→ **Exercise goal**
The reply should give back every entry exactly as written.

Data excerpts:
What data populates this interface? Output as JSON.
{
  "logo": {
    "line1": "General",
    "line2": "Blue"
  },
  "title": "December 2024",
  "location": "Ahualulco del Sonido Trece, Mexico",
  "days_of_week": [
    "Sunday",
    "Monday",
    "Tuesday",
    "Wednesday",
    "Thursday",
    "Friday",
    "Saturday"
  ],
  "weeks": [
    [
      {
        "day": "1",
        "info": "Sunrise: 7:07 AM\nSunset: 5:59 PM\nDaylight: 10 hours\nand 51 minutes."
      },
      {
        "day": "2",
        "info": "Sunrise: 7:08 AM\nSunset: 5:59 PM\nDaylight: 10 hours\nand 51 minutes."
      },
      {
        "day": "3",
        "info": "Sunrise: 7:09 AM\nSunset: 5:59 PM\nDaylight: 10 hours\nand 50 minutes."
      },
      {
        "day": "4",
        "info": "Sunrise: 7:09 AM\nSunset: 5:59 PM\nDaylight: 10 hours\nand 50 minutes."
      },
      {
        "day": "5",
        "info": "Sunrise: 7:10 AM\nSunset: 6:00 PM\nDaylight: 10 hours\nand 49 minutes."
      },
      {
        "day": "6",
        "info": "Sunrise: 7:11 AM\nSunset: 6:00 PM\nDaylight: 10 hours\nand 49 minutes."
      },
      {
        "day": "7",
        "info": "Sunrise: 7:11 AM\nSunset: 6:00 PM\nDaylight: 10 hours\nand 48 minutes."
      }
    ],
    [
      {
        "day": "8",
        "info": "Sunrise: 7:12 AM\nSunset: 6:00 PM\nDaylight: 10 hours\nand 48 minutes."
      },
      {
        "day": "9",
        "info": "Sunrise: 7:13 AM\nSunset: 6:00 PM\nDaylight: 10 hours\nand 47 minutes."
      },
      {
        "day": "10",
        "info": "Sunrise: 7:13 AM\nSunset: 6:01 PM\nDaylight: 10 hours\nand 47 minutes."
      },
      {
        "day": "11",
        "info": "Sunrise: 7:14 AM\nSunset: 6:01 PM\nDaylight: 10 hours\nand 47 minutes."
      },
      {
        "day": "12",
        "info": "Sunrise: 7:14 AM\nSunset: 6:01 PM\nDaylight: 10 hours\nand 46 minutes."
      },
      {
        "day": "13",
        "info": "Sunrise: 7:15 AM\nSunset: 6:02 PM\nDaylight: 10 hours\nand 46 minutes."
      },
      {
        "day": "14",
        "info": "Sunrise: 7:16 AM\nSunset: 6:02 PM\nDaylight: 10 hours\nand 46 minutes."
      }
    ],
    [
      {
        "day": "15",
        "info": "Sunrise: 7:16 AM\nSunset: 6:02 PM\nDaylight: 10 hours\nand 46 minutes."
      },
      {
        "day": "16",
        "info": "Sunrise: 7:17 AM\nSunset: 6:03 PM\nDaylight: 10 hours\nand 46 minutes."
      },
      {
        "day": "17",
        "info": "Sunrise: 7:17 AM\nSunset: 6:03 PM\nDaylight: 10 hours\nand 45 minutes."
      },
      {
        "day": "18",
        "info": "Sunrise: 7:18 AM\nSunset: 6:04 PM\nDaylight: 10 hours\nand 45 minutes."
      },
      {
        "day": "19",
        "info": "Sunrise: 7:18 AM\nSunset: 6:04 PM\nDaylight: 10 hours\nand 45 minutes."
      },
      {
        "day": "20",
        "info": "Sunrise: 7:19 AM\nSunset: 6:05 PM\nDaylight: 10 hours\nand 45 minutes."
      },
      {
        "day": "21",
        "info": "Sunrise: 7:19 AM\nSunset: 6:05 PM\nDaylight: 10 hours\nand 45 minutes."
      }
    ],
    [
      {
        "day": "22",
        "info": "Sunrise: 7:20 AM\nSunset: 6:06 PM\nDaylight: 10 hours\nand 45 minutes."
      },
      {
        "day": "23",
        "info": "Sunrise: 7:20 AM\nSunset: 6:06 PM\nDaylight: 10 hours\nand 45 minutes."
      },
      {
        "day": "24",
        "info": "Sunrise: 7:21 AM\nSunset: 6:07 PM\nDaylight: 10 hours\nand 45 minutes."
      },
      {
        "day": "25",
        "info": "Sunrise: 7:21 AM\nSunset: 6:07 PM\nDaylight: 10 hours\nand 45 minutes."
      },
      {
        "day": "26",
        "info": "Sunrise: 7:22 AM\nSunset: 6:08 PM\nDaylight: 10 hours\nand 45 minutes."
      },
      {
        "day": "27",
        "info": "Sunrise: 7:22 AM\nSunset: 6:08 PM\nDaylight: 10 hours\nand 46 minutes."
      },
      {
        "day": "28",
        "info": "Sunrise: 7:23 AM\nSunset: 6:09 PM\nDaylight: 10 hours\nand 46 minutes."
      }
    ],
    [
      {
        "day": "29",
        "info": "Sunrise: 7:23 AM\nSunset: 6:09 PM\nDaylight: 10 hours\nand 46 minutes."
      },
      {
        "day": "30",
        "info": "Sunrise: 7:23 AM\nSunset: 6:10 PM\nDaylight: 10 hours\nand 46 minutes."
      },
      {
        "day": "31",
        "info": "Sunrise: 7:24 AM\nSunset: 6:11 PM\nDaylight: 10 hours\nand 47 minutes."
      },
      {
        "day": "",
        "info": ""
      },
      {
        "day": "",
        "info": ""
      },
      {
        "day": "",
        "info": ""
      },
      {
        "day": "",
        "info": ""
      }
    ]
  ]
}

→ **Written answer**
What data populates this interface? Output as JSON.
{
  "logo": {
    "line1": "General",
    "line2": "Blue"
  },
  "title": "December 2024",
  "location": "Ahualulco del Sonido Trece, Mexico",
  "days_of_week": [
    "Sunday",
    "Monday",
    "Tuesday",
    "Wednesday",
    "Thursday",
    "Friday",
    "Saturday"
  ],
  "weeks": [
    [
      {
        "day": "1",
        "info": "Sunrise: 7:07 AM\nSunset: 5:59 PM\nDaylight: 10 hours\nand 51 minutes."
      },
      {
        "day": "2",
        "info": "Sunrise: 7:08 AM\nSunset: 5:59 PM\nDaylight: 10 hours\nand 51 minutes."
      },
      {
        "day": "3",
        "info": "Sunrise: 7:09 AM\nSunset: 5:59 PM\nDaylight: 10 hours\nand 50 minutes."
      },
      {
        "day": "4",
        "info": "Sunrise: 7:09 AM\nSunset: 5:59 PM\nDaylight: 10 hours\nand 50 minutes."
      },
      {
        "day": "5",
        "info": "Sunrise: 7:10 AM\nSunset: 6:00 PM\nDaylight: 10 hours\nand 49 minutes."
      },
      {
        "day": "6",
        "info": "Sunrise: 7:11 AM\nSunset: 6:00 PM\nDaylight: 10 hours\nand 49 minutes."
      },
      {
        "day": "7",
        "info": "Sunrise: 7:11 AM\nSunset: 6:00 PM\nDaylight: 10 hours\nand 48 minutes."
      }
    ],
    [
      {
        "day": "8",
        "info": "Sunrise: 7:12 AM\nSunset: 6:00 PM\nDaylight: 10 hours\nand 48 minutes."
      },
      {
        "day": "9",
        "info": "Sunrise: 7:13 AM\nSunset: 6:00 PM\nDaylight: 10 hours\nand 47 minutes."
      },
      {
        "day": "10",
        "info": "Sunrise: 7:13 AM\nSunset: 6:01 PM\nDaylight: 10 hours\nand 47 minutes."
      },
      {
        "day": "11",
        "info": "Sunrise: 7:14 AM\nSunset: 6:01 PM\nDaylight: 10 hours\nand 47 minutes."
      },
      {
        "day": "12",
        "info": "Sunrise: 7:14 AM\nSunset: 6:01 PM\nDaylight: 10 hours\nand 46 minutes."
      },
      {
        "day": "13",
        "info": "Sunrise: 7:15 AM\nSunset: 6:02 PM\nDaylight: 10 hours\nand 46 minutes."
      },
      {
        "day": "14",
        "info": "Sunrise: 7:16 AM\nSunset: 6:02 PM\nDaylight: 10 hours\nand 46 minutes."
      }
    ],
    [
      {
        "day": "15",
        "info": "Sunrise: 7:16 AM\nSunset: 6:02 PM\nDaylight: 10 hours\nand 46 minutes."
      },
      {
        "day": "16",
        "info": "Sunrise: 7:17 AM\nSunset: 6:03 PM\nDaylight: 10 hours\nand 46 minutes."
      },
      {
        "day": "17",
        "info": "Sunrise: 7:17 AM\nSunset: 6:03 PM\nDaylight: 10 hours\nand 45 minutes."
      },
      {
        "day": "18",
        "info": "Sunrise: 7:18 AM\nSunset: 6:04 PM\nDaylight: 10 hours\nand 45 minutes."
      },
      {
        "day": "19",
        "info": "Sunrise: 7:18 AM\nSunset: 6:04 PM\nDaylight: 10 hours\nand 45 minutes."
      },
      {
        "day": "20",
        "info": "Sunrise: 7:19 AM\nSunset: 6:05 PM\nDaylight: 10 hours\nand 45 minutes."
      },
      {
        "day": "21",
        "info": "Sunrise: 7:19 AM\nSunset: 6:05 PM\nDaylight: 10 hours\nand 45 minutes."
      }
    ],
    [
      {
        "day": "22",
        "info": "Sunrise: 7:20 AM\nSunset: 6:06 PM\nDaylight: 10 hours\nand 45 minutes."
      },
      {
        "day": "23",
        "info": "Sunrise: 7:20 AM\nSunset: 6:06 PM\nDaylight: 10 hours\nand 45 minutes."
      },
      {
        "day": "24",
        "info": "Sunrise: 7:21 AM\nSunset: 6:07 PM\nDaylight: 10 hours\nand 45 minutes."
      },
      {
        "day": "25",
        "info": "Sunrise: 7:21 AM\nSunset: 6:07 PM\nDaylight: 10 hours\nand 45 minutes."
      },
      {
        "day": "26",
        "info": "Sunrise: 7:22 AM\nSunset: 6:08 PM\nDaylight: 10 hours\nand 45 minutes."
      },
      {
        "day": "27",
        "info": "Sunrise: 7:22 AM\nSunset: 6:08 PM\nDaylight: 10 hours\nand 46 minutes."
      },
      {
        "day": "28",
        "info": "Sunrise: 7:23 AM\nSunset: 6:09 PM\nDaylight: 10 hours\nand 46 minutes."
      }
    ],
    [
      {
        "day": "29",
        "info": "Sunrise: 7:23 AM\nSunset: 6:09 PM\nDaylight: 10 hours\nand 46 minutes."
      },
      {
        "day": "30",
        "info": "Sunrise: 7:23 AM\nSunset: 6:10 PM\nDaylight: 10 hours\nand 46 minutes."
      },
      {
        "day": "31",
        "info": "Sunrise: 7:24 AM\nSunset: 6:11 PM\nDaylight: 10 hours\nand 47 minutes."
      },
      {
        "day": "",
        "info": ""
      },
      {
        "day": "",
        "info": ""
      },
      {
        "day": "",
        "info": ""
      },
      {
        "day": "",
        "info": ""
      }
    ]
  ]
}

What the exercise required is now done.